Take a look at the beta version of dw.com. We're not done yet! Your opinion can help us make it better.
With vigorous dexterity and self-confident demeanor, the 26-year-old Chinese won over the piano competition jury — and proved that he can deliver the quiet tones too.
Years ago, Kurt Masur told his countrymen not to neglect music education in Germany, because "Six million Chinese are coming."
The now-deceased German conductor's words were meant not as a threat but as a warning. Now they seem prophetic — but would have been more accurate had he included South Koreans and Japanese.
At the finale of the 8th International Telekom Beethoven Competition on December 14 in Bonn, all three of the prize winners were Asians. That outcome seemed plausible even at the start of the competition ten days before: Of the 23 contestants, 13 came from Asia: South Korea (7), China (3), Japan (2) and Taiwan (1).
Classical music in Asia
Should the future of classical music lie in Asia, it will be literally in good hands, to judge by this piano competition. Three utterly contrasting artistic personalities: Yuto Takezawa, 22, from Japan; Shihyun Lee, 28, from South Korea and the winner of first prize, Cunmo Yin. Together with the Beethoven Orchestra Bonn under the direction of Dirk Kaftan, they gave renditions of piano concertos by Ludwig van Beethoven that could not have been more different.
Yet among the roughly 1,000 visitors at the sold-out Telekom Forum, one could still hear the cliched statement: "Asians cannot properly interpret Beethoven."

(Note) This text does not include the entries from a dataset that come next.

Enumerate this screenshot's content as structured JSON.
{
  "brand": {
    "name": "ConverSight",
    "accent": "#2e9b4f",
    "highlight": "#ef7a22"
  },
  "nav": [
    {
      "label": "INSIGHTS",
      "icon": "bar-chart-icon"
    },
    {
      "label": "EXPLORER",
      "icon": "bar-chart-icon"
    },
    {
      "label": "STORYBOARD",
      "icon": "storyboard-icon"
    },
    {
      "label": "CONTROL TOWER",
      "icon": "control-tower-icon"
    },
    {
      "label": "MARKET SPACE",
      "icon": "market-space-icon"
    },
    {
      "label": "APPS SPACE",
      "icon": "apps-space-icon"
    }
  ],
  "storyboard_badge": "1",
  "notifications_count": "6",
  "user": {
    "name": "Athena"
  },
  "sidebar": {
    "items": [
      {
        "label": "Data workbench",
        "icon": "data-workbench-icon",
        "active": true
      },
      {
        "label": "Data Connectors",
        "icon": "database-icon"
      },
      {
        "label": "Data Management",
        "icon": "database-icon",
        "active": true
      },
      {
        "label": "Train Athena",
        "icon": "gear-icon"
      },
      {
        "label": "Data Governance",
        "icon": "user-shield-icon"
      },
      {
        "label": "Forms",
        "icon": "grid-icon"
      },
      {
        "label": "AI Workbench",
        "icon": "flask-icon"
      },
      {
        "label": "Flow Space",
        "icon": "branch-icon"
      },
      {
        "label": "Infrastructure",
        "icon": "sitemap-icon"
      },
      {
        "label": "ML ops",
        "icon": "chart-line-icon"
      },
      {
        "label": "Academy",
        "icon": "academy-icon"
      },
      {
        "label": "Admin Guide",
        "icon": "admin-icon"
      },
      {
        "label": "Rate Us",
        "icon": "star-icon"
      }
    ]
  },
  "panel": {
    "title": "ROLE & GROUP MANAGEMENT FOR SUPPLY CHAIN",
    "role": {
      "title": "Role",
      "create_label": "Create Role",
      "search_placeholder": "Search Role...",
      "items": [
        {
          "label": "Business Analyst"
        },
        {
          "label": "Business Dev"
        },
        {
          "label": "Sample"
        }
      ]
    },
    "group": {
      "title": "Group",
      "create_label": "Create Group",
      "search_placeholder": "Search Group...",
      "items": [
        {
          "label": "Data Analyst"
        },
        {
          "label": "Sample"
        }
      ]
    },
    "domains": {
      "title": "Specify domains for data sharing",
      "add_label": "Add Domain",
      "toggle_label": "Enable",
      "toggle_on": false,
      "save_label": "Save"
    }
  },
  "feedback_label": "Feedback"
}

Those visitors might not have been listening closely enough, because it would be hard to render Beethoven's Fifth Piano Concerto with more fantasy, warmth, personality and intelligence than Shihyun Lee did. She was fully immersed in the music, and for this listener, every moment was enjoyable, particularly in the second, quieter movement. "In the score, when the solo part begins, Beethoven writes 'at dusk'", explained Lee, "and I concentrated on that." She missed the notes three times and occasionally rushed ahead of the orchestra. But could those small blemishes detract from such poetry? Apparently they did: Shihyun Lee took "only" the third prize and a cash award of €10,000 ($11,100).
Before the final decision was announced, many in the audience were saying, "The Japanese guy's the one." And Yuto Takezawa actually was far and away the winner of the €3,000 ($3340) audience appreciation award. Playing Beethoven's Piano Concerto No. 4, he proved his mettle as a fully balanced, mature master of the keyboard, at times a bit cool emotionally, but nuanced — and technically impeccable. Those qualities propelled Takezawa to the jury's second place and a cash award of €20,000 ($22,200).
Cunmo Yin, for his part, leaves Bonn with a cash award of €30,000 ($33,300) and the status of victor. This was his first major music competition. "Sometimes during the last ten nights I was dreaming of this or that melody," Yin later said, clearly relieved. But what was he thinking of while playing? "Just playing in sync with the orchestra, having fun and enjoying it. That's the most important thing."
Competition for Lang Lang
Many in the audience were reminded of Lang Lang. As with his famous countryman, music seems to flow naturally out of Cunmo Yin. Delivering Beethovens Third Concerto with panache, he never forgot that he was being seen in closeups on the big LED screen, and like Lang Lang, his facial expressions and gestures were extravagant and sometimes perhaps a bit contrived.
As an outcome of the competition, the three prize winners already have 40 guaranteed concert engagements ahead. Apart from the jury and audience prizes, others were awarded as well, including the Schumann Prize and the Beethoven House Prize (both went to Yuto Takezawa).
No deliberations, no compromises
At a music competition, two German sayings come to mind: "Comparing apples with pears" and: "You can't argue about taste." In an art form where individuality is the key, how can one in fact compare and rank musicians?
And how can a jury reach a consensus? "We don't talk about it," was the surprising answer by jury member Ilona Schmiel, director of the Tonhalle in Zurich. "That's because as concert organizers, managers or instructors, we have different backgrounds and perspectives. And taste will always figure in of course." No jury discussion, no effort to reach a consensus, no compromises — just points awarded and added up.
Does the strong Asian turnout at the International Telekom Beethoven Competition reflect the current world of classical music – or more accurately, the future? This is, after all, about young musicians. "In the field of piano, yes," said Ilona Schmiel, "but not in other areas." Or perhaps not yet, if one takes a closer look at the excellent basic musical training, the motivation of parents and the self-discipline and enormous ambition of many young people on the continent.
After the prizes were awarded, Cunmo Yin sat down at the piano one final time for an encore: two brief Songs Without Words by Felix Mendelssohn. Calm, concentrated, direct, no showmanship: This time he embodied not the great, but rather the intimate artist. And showed that he can do that too.